Growing up in the town of Bell in the Western Downs, young Andrew was a keen cricketer. He attended the local state school but left after the seventh grade to work as a farmhand and labourer on a local wheat farm.
Andrew worked on the farm for five years before enlisting in the Royal Australian Air Force on 7 February 1941. Aged 19, he spent the first period of his service in the RAAF working as a messman for No. 24 Squadron at Bankstown.
After eight months in the mess, Andrew was granted permission to train as an aircrew member, and commenced training as an air gunner. He embarked in October 1943 for overseas service.
As part of the Empire Air Training Scheme, Andrew was one of almost 27,500 RAAF pilots, navigators, wireless operators, gunners, and engineers who joined Royal Air Force squadrons or Australian squadrons based in Britain throughout the course of the war.
After his arrival in Britain, Andrew undertook further specialist training before being posted to No. 9 Squadron, Royal Air Force in July 1944. As part of the RAFs Bomber Command, the squadron was equipped with four-engine Avro Lancaster heavy bombers.

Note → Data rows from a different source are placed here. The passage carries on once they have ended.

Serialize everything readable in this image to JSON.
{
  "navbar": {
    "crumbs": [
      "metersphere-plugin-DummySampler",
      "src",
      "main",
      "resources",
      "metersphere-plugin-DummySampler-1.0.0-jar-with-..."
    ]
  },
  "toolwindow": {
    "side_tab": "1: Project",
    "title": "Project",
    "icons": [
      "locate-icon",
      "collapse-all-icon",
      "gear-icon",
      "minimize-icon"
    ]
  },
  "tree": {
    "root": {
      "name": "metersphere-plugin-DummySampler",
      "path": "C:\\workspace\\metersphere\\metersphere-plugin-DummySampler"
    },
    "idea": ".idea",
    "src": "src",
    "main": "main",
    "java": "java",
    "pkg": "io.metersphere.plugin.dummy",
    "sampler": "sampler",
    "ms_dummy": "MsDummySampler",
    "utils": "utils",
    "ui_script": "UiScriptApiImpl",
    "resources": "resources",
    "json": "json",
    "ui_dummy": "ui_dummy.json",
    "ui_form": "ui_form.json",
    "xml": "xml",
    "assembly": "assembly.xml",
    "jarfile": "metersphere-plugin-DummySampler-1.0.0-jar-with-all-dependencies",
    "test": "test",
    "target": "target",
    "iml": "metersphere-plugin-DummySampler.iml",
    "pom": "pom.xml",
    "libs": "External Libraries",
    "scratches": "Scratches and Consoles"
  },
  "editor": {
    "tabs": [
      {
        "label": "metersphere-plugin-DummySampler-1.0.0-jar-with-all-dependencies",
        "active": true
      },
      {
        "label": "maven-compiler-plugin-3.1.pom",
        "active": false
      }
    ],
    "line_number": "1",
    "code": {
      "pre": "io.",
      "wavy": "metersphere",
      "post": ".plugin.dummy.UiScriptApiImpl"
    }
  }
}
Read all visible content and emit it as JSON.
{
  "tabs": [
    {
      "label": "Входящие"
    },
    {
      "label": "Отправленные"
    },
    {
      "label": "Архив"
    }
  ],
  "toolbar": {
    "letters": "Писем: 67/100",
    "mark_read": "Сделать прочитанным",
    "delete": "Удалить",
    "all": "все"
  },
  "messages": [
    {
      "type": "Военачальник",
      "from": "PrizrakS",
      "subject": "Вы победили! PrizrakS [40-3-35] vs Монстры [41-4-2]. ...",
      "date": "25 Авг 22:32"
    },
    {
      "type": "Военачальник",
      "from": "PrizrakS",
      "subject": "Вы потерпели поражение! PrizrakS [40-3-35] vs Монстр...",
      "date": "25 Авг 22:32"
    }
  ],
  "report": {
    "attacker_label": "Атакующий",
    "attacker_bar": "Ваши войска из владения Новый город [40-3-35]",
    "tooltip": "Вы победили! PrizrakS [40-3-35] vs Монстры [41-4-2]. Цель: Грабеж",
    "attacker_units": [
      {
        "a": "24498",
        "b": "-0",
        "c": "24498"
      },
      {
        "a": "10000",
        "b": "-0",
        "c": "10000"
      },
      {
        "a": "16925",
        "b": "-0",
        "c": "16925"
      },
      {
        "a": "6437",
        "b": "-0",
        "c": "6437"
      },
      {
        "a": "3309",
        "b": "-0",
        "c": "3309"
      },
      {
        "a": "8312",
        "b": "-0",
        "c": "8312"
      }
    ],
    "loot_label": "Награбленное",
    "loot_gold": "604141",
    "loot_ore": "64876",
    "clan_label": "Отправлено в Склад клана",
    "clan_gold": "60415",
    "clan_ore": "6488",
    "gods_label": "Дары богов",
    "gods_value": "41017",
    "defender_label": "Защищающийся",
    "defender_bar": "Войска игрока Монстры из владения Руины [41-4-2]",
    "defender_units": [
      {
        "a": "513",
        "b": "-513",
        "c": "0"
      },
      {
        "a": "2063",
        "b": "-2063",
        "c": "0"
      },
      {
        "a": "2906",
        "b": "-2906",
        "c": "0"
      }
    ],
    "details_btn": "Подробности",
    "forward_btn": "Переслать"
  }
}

On 13 August 1944, Andrew was rear gunner in a Lancaster on a daylight mission to bomb U-Boat pens and shipping in the harbour at Brest on the western coast of France.
It was shot down by flak. Other crews reported that the Lancaster had a wing tip shot off before it dived and crashed into the ground.
All of Andrew’s crewmates were killed, including Australian Flight Sergeants Charles Herbert, John Scott, Cyril Scott, and Douglas McConville, and their British crewmates, pilot Flight Lieutenant Edward Relton and Sergeant Frederick Johnson.
William Andrew was 22 years old. He had been with the squadron for one month.
The bodies of the crew were recovered from the crash and Andrew was buried in the Hottot Les Baques Cemetery, south east of Bayeux, France. The epitaph upon his gravestone, chosen by his family, reads: “Duty nobly done”.
Andrew’s name is listed on the Australian War Memorial Honour Roll, among some 40,000 Australians who died while serving in the Second World War.
Dr Lachlan Grant, Historian, Military History Section
Image: The nose art on a Mark I Avro Lancaster bomber, with the squadron code WS-J (serial number W4964), of 9 Squadron, Royal Air Force. 'J' Johnnie, completed an impressive 106 operations and is seen here after completing 104. It features the Johnny Walker whiskey symbol with the firm's equally famous motto, ‘Still Going Strong.’ Read more: https://www.awm.gov.au/collection/C1067083